a. Employs malicious code protection mechanisms at information system entry and exit points to detect and eradicate malicious code;
b. Updates malicious code protection mechanisms whenever new releases are available in accordance with organizational configuration management policy and procedures;
c. Configures malicious code protection mechanisms to:
1. Perform periodic scans of the information system [Assignment: organization-defined frequency] and real-time scans of files from external sources at [Selection (one or more); endpoint; network entry/exit points] as the files are downloaded, opened, or executed in accordance with organizational security policy; and
2. [Selection (one or more): block malicious code; quarantine malicious code; send alert to administrator; [Assignment: organization-defined action]] in response to malicious code detection; and
d. Addresses the receipt of false positives during malicious code detection and eradication and the resulting potential impact on the availability of the information system.
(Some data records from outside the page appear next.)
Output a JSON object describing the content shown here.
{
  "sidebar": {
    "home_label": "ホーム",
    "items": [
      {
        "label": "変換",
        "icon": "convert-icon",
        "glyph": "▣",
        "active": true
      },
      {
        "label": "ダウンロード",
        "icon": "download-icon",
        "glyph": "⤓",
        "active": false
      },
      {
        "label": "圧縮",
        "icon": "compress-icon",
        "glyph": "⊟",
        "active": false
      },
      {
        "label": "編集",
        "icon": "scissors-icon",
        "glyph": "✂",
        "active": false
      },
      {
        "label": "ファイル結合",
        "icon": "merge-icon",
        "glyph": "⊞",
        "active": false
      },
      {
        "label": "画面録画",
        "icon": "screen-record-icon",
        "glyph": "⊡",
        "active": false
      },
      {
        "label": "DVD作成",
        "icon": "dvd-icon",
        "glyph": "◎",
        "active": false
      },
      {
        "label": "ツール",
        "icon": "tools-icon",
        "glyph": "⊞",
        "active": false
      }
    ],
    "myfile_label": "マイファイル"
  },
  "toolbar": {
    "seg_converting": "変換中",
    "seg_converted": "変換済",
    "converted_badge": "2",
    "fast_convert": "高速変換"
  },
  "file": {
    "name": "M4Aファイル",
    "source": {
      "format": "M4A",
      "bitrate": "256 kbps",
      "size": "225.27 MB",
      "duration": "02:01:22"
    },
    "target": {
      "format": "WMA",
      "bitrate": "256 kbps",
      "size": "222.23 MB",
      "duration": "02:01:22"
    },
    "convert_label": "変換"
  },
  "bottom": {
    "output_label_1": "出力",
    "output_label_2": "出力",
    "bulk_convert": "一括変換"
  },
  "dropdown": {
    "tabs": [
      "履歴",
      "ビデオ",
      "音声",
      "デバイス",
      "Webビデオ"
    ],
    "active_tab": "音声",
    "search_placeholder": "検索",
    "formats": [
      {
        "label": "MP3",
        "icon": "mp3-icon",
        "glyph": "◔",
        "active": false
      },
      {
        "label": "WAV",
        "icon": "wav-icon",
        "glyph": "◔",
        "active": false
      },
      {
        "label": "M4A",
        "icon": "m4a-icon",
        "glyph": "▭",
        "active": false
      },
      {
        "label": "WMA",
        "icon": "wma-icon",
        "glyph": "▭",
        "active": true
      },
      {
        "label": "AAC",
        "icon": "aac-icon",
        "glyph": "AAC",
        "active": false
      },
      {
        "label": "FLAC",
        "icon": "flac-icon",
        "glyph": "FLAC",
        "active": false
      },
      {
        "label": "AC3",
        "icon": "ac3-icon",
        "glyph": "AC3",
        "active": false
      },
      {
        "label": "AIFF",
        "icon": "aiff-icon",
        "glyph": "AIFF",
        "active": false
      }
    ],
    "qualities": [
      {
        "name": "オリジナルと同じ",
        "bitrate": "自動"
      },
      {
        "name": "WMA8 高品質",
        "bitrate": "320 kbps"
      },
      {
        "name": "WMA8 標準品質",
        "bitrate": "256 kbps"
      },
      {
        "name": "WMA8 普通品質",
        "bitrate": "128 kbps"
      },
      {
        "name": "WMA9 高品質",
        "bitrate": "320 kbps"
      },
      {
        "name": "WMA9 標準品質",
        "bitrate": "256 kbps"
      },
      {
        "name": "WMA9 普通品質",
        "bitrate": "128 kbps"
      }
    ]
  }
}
Information system entry and exit points include, for example, firewalls, electronic mail servers, web servers, proxy servers, remote-access servers, workstations, notebook computers, and mobile devices. Malicious code includes, for example, viruses, worms, Trojan horses, and spyware. Malicious code can also be encoded in various formats (e.g., UUENCODE, Unicode), contained within compressed or hidden files, or hidden in files using steganography. Malicious code can be transported by different means including, for example, web accesses, electronic mail, electronic mail attachments, and portable storage devices. Malicious code insertions occur through the exploitation of information system vulnerabilities. Malicious code protection mechanisms include, for example, anti-virus signature definitions and reputation-based technologies. A variety of technologies and methods exist to limit or eliminate the effects of malicious code. Pervasive configuration management and comprehensive software integrity controls may be effective in preventing execution of unauthorized code. In addition to commercial off-the-shelf software, malicious code may also be present in custom-built software. This could include, for example, logic bombs, back doors, and other types of cyber attacks that could affect organizational missions/business functions. Traditional malicious code protection mechanisms cannot always detect such code. In these situations, organizations rely instead on other safeguards including, for example, secure coding practices, configuration management and control, trusted procurement processes, and monitoring practices to help ensure that software does not perform functions other than the functions intended. Organizations may determine that in response to the detection of malicious code, different actions may be warranted. For example, organizations can define actions in response to malicious code detection during periodic scans, actions in response to detection of malicious downloads, and/or actions in response to detection of maliciousness when attempting to open or execute files.